Chinese government regulators have rebuked China Unicom for its new guidelines restricting contracts for Apple's iPhone 4. The guidelines were instituted Wednesday in order to curb rampant scalping of both the iPhone and prepaid microSIM cards.
Apple is attempting to block scalpers by instituting new restrictions preventing walk-in sales of the iPhone at Apple Stores in China. Customers must first reserve an iPhone on Apple's website before visiting an Apple Retail Store to complete the purchase.
When the iPhone 4 went on sale in China last week, scalpers immediately began taking advantage of Apple's limited stock, offering the device to customers with a 10 percent markup and apparently causing a fight with regular customers at one store.
Sales of the iPhone 4 by China Unicom hit 100,000 in the first four days of availability. Another 100,000 customers will have to wait until as late as the end of October for their preorders to be fulfilled.
Apple announced Sunday that the iPhone 4 will be available in China starting Saturday, September 25 at 8 a.m. The launch will coincide with the openings of the Hong Kong Plaza Apple Store in Shanghai and the Xidan Joy City Apple Store in Beijing.
An updated iPhone with support for the Chinese national standard for Wi-Fi has received regulatory approval in China, while in the U.S. Apple was awarded a patent for ownership of the iPhone 3G and iPhone 3GS design.
Online electronics discount stores in Japan have reportedly been asked by Apple to cease sales of iPods, Macs and other products. Also, China Unicom may cut the price of the iPhone by 1,000 yuan, or nearly $150, in an effort to boost sales.

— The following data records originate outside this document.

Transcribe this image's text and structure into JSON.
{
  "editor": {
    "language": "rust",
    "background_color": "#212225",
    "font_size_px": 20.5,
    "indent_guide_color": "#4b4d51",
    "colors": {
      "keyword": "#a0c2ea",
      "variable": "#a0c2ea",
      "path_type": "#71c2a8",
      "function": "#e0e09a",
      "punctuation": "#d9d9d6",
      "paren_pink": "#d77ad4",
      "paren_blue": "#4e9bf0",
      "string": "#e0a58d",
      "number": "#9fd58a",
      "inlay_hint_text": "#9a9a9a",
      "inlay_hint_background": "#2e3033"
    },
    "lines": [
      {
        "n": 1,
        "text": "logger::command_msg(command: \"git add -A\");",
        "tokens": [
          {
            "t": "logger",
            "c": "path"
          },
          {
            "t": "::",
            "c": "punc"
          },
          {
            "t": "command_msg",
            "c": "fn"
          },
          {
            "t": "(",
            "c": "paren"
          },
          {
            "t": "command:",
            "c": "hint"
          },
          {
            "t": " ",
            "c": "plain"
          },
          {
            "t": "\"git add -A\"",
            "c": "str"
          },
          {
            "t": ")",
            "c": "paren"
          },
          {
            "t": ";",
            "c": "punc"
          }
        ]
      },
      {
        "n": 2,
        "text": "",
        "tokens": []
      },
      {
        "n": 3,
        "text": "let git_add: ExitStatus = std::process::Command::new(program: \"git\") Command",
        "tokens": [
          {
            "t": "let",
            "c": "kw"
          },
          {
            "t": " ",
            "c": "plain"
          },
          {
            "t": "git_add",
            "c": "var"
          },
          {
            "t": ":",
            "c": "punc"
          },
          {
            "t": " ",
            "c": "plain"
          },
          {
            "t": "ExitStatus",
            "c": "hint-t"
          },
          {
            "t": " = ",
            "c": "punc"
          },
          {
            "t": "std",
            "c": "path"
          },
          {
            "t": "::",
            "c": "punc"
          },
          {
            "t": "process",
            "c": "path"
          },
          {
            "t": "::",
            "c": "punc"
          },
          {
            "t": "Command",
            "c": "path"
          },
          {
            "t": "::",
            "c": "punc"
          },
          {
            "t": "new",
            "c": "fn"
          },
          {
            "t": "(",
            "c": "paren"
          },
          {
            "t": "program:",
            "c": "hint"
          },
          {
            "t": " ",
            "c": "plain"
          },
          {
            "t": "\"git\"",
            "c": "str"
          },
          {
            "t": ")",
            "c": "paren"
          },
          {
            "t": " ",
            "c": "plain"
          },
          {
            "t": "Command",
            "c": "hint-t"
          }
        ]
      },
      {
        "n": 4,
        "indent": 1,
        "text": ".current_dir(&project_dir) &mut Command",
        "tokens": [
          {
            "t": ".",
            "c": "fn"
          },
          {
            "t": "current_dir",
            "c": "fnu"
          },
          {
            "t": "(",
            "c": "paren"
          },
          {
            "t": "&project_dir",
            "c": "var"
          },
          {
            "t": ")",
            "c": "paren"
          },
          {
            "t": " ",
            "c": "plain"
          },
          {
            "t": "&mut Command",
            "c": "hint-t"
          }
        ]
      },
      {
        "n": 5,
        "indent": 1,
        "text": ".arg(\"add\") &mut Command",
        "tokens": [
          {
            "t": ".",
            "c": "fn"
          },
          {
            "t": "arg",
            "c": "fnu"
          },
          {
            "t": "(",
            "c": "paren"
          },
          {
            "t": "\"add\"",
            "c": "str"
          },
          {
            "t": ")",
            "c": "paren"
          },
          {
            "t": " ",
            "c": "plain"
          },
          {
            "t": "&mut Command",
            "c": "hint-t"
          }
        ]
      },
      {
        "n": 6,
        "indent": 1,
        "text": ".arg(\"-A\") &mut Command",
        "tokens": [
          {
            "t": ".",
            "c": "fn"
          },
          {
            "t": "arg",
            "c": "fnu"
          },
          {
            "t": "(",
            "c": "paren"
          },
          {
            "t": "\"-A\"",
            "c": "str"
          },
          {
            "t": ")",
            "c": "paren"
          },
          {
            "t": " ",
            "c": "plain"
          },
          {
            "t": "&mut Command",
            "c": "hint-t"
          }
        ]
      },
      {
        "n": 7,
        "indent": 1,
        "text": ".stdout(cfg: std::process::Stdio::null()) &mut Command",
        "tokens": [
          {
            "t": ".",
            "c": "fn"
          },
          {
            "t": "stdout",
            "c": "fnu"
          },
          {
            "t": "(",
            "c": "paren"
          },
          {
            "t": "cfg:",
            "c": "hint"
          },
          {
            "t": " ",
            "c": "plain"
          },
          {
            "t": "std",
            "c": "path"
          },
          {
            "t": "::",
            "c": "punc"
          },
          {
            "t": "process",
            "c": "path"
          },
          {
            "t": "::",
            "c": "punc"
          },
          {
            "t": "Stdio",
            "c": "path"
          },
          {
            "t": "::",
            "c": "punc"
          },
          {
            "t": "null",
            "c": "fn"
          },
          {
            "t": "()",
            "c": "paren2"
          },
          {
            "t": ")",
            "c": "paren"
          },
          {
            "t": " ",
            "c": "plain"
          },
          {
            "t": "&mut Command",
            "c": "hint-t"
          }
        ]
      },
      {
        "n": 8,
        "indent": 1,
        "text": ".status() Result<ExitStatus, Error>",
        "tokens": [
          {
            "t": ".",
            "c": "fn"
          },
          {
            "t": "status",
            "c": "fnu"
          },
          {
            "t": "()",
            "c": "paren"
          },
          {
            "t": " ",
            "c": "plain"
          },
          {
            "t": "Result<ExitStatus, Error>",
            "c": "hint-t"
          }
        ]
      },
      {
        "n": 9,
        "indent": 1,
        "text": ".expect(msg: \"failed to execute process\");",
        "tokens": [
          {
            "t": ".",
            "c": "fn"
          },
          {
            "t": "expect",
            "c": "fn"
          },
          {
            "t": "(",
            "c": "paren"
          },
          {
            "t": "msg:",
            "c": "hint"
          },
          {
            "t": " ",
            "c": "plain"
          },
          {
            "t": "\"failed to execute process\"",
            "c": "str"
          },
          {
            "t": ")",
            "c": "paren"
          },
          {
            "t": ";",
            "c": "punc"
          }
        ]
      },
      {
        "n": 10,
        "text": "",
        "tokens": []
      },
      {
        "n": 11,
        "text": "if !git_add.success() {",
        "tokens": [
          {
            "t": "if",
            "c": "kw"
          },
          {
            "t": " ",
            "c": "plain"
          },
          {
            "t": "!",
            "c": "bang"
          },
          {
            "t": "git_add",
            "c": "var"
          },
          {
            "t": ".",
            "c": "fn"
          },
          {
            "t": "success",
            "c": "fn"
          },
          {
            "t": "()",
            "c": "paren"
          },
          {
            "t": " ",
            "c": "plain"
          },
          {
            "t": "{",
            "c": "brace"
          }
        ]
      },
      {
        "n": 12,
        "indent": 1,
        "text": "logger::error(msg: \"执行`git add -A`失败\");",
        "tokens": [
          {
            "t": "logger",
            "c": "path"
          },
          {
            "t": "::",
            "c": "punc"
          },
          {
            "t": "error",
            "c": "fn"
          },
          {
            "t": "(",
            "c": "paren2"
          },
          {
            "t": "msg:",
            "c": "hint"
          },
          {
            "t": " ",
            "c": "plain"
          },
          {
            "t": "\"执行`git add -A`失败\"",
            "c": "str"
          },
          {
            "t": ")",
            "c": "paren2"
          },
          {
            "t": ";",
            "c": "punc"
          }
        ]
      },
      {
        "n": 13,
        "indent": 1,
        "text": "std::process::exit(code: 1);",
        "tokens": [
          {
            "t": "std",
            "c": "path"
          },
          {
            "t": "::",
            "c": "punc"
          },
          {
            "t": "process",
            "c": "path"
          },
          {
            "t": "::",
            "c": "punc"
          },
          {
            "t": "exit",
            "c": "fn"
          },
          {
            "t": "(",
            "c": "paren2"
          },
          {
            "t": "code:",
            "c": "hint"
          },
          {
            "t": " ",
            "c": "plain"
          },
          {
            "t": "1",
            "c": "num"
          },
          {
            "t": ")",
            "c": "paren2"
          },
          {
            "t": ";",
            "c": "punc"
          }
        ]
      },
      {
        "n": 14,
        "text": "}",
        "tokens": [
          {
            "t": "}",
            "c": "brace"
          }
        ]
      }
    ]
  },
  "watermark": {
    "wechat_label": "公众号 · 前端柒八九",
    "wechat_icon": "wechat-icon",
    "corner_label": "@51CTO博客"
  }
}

China Unicom net profits fell 73 percent last quarter after the company failed to significantly increase its 3G subscriber base, despite the fact that it is the sole carrier of Apple's iPhone in the world's most populous nation.
Fearing growing competition from its smaller rivals, iPhone holdout China Mobile is reaching out to Apple this month in hopes that the mobile device maker will concede to building support for Beijing's proprietary 3G standard into its next-generation handset.
While the first version of the iPhone released in China came without Wi-Fi due to a temporary ban on the wireless standard, Apple is expected to remedy the situation with a new handset model in the near future.